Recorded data
- - - - -
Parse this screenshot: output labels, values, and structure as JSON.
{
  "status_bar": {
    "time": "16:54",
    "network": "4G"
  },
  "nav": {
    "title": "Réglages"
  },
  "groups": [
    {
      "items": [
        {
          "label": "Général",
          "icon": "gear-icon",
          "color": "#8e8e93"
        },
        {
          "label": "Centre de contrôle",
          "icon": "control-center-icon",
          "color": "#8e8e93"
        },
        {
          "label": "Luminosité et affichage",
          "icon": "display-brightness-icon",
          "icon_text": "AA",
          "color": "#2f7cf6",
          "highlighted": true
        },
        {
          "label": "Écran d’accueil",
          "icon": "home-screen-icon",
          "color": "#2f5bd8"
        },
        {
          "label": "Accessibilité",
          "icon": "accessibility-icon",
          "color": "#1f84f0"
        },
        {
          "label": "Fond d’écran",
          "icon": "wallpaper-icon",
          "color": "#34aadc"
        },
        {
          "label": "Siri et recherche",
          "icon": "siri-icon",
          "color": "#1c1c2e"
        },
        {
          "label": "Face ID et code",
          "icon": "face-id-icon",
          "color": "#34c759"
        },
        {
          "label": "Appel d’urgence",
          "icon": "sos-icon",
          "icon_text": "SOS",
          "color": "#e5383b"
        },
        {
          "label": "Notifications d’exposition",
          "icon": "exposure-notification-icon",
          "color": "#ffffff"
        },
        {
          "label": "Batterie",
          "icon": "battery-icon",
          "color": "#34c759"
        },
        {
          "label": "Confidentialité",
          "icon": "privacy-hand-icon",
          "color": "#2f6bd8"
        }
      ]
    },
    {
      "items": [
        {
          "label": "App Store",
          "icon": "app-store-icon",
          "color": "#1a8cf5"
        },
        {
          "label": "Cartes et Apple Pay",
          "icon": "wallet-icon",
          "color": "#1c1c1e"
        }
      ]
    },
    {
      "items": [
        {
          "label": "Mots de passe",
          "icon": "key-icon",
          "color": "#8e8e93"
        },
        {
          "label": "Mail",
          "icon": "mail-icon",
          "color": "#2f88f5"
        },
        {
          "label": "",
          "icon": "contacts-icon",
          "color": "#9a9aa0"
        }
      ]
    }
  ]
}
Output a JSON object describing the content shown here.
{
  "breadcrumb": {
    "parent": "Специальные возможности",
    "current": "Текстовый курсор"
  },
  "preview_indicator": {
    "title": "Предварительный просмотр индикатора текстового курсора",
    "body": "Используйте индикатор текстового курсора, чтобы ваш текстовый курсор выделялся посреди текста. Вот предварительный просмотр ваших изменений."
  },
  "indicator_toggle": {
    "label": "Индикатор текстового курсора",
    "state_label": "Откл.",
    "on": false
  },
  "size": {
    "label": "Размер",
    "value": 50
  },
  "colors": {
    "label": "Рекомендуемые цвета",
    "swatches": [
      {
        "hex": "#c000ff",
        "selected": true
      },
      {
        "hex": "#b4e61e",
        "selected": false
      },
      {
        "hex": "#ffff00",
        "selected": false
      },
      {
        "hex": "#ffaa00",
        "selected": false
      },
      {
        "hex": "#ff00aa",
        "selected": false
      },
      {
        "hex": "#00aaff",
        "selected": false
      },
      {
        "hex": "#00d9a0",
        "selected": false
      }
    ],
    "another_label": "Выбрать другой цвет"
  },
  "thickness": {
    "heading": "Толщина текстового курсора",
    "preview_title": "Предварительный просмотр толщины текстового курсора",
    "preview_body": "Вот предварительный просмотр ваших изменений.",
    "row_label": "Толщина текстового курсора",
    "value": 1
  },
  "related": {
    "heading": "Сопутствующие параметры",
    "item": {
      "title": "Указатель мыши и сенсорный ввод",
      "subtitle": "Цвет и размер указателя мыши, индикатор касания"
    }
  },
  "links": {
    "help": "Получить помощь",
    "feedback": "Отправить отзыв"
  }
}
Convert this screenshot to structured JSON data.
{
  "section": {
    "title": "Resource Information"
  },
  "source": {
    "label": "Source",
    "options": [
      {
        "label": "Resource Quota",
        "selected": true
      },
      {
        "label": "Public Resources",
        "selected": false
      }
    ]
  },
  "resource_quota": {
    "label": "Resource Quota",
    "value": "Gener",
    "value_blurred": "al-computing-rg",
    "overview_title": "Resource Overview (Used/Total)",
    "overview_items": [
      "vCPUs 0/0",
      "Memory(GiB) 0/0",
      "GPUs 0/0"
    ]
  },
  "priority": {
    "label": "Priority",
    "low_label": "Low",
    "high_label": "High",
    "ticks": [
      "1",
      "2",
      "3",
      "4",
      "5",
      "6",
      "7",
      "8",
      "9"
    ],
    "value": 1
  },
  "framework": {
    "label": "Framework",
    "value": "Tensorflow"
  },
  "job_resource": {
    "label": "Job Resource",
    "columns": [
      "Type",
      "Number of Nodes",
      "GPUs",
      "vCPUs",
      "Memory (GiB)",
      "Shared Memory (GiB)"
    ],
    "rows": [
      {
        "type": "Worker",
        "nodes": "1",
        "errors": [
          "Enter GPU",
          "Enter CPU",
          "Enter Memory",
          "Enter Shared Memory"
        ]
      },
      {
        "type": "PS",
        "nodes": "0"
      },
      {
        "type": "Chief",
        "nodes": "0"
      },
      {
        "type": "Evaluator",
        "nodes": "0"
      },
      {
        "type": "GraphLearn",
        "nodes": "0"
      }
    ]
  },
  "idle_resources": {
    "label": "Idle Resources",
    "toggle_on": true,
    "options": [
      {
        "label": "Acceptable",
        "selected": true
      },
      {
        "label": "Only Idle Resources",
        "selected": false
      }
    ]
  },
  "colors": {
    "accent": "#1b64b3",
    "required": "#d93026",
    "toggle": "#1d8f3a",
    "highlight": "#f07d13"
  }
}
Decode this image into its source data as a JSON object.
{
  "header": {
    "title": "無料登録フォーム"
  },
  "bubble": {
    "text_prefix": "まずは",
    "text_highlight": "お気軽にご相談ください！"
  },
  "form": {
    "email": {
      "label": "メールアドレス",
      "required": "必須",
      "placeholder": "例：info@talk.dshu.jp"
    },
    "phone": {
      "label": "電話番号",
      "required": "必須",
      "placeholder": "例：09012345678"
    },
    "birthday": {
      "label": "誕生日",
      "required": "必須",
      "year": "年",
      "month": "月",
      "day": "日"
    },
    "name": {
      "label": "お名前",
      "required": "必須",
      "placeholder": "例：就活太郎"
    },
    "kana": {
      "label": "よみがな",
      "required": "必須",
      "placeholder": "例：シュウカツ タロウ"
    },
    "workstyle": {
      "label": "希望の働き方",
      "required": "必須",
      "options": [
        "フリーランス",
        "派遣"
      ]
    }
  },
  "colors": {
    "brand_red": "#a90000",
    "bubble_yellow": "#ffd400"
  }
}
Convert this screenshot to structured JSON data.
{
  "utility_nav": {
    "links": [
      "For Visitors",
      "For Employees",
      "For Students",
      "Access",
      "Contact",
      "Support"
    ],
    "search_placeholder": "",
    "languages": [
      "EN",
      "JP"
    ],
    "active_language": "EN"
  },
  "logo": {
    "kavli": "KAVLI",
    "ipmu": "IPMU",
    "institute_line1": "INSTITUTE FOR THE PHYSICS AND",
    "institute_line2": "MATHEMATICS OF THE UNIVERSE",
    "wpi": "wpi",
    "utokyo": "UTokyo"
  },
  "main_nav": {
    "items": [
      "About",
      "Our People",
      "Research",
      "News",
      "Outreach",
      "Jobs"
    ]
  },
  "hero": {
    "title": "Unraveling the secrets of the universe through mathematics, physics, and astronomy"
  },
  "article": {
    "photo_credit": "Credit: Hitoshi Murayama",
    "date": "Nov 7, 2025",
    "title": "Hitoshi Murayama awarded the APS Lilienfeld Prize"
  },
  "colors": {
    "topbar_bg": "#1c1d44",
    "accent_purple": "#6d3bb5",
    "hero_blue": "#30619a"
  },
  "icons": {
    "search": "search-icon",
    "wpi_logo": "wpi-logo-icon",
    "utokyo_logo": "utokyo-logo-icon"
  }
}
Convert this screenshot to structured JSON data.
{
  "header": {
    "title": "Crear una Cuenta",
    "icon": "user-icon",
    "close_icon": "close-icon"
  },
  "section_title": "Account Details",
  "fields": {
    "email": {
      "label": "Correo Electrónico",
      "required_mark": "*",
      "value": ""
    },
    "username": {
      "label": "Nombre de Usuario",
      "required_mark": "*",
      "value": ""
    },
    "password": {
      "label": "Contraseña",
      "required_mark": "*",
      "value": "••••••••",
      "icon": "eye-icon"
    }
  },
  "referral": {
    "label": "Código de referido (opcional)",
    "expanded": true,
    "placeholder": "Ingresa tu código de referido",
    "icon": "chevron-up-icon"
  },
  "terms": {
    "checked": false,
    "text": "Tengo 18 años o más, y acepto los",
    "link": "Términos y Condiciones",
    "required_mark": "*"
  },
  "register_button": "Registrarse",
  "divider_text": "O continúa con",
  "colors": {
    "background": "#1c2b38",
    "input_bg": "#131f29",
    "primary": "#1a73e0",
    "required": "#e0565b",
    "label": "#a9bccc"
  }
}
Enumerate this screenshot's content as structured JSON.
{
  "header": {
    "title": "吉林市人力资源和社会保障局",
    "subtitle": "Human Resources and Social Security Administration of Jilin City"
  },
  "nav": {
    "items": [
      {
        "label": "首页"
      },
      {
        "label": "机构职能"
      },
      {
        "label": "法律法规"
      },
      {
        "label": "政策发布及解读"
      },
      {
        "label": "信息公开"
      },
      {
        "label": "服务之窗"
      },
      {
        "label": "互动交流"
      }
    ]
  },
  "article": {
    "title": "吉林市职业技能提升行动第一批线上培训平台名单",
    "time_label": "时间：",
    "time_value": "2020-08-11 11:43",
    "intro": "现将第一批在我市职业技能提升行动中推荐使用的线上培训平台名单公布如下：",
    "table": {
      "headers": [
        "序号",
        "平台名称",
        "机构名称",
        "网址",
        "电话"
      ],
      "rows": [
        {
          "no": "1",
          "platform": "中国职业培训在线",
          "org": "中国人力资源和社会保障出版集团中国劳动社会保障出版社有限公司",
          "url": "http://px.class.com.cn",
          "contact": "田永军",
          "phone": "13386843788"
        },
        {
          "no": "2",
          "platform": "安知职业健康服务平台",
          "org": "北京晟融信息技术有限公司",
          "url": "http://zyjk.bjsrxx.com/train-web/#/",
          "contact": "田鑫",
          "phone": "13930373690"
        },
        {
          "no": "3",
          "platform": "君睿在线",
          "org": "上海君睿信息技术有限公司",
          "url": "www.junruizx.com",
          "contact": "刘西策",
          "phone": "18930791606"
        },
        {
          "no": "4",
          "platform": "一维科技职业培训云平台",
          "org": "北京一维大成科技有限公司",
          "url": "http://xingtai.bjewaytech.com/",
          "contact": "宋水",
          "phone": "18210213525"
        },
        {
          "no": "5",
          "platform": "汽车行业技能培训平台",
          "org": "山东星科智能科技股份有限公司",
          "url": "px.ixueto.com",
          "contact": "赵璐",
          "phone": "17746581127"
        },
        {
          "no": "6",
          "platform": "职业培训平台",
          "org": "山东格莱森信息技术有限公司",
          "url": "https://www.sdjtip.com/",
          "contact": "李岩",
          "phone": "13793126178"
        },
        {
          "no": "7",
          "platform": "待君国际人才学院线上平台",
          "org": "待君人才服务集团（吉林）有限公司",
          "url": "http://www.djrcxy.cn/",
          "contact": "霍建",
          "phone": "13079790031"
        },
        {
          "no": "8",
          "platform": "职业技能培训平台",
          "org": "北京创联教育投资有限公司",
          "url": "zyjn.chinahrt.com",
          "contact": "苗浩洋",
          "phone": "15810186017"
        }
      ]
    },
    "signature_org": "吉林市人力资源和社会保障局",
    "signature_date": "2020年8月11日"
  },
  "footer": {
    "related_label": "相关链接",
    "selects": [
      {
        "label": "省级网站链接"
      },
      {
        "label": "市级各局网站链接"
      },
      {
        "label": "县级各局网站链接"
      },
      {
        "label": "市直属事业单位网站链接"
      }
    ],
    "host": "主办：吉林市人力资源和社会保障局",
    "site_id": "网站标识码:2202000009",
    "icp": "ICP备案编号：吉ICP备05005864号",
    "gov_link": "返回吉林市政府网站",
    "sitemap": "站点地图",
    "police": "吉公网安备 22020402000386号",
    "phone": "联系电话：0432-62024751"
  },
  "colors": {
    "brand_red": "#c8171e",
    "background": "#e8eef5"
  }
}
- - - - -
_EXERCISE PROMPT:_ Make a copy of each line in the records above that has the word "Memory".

_RESPONSE TO THE TASK:_
      "Memory(GiB) 0/0",
      "Memory (GiB)",
      "Shared Memory (GiB)"
          "Enter Memory",
          "Enter Shared Memory"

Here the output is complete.